Dataset rows for apps and sites:

__________

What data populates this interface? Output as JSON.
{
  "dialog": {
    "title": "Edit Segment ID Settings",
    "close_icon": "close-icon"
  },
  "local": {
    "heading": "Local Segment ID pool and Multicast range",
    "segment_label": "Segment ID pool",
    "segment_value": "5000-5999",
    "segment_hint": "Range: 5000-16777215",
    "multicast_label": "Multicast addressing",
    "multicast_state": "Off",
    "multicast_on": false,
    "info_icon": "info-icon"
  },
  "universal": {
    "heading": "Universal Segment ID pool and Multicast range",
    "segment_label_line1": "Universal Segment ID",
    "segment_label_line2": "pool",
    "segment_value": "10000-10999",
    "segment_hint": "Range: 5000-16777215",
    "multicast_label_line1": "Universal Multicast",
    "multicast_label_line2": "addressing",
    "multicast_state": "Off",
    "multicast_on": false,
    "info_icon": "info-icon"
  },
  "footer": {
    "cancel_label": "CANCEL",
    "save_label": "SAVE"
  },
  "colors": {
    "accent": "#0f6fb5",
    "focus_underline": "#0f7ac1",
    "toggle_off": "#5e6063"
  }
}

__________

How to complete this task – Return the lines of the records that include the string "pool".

Output below –
    "heading": "Local Segment ID pool and Multicast range",
    "segment_label": "Segment ID pool",
    "heading": "Universal Segment ID pool and Multicast range",
    "segment_label_line2": "pool",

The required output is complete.